The following is an excerpt from the introduction to this article: Cardiovascular disease is a generic term that refers to any illness or disorder that involves the heart and its vessels or the blood vessels of the body. Cardiovascular disease has been accepted as the leading cause of death worldwide. According to the Centers for Disease Control’s National Vital Statistics Reports, twenty six percent of deaths in 2006, 631,636 in total, were caused by diseases of the heart (Heron et al. 2009).
One of the most common of all cardiovascular diseases is Ischaemic Heart Disease. This coronary artery disease often leads to Acute Myocardial Infarction, more commonly known as a heart attack. An ischemia occurs when an organ is receiving an insufficient supply of blood, often caused by a clogged artery (De Milto 2006). Atherosclerosis and blood clots in some of the larger coronary arteries are the most common condition to block coronary circulation. Coronary arteries take rise from the root of the aorta and spread out over the epicardium. These arteries branch out into energy hungry cardiac muscle, the myocardium, to supply it with oxygen and nutrients. The blockage of these deep arteries is known as myocardial ischemia. When ischemia to a specific region is severe, injury occurs (American Heart Association 2008). When blockage results in cell death, the condition is called an infarction.

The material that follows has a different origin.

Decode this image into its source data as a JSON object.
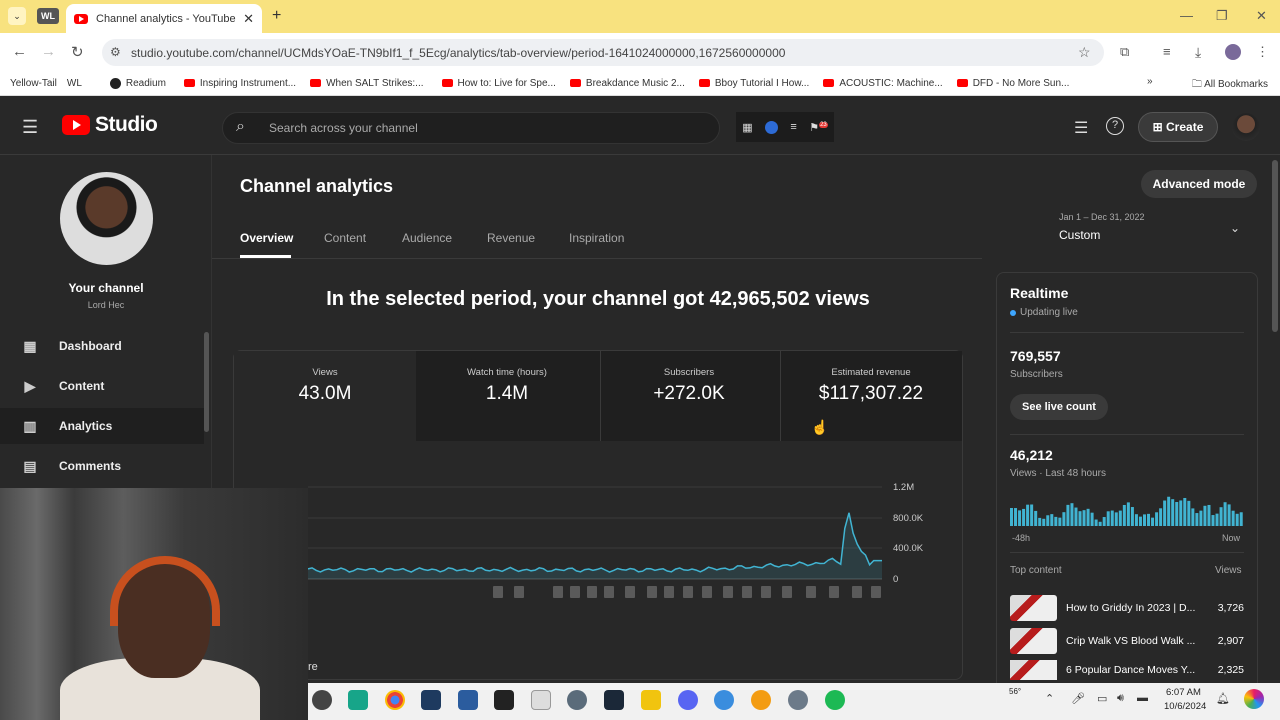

Abraham, S. L. (2010). Cardiac Regeneration. The Science Journal of the Lander College of Arts and Sciences, 4 (1). Retrieved from https://touroscholar.touro.edu/cgi/viewcontent.cgi?article=1155&context=sjlcas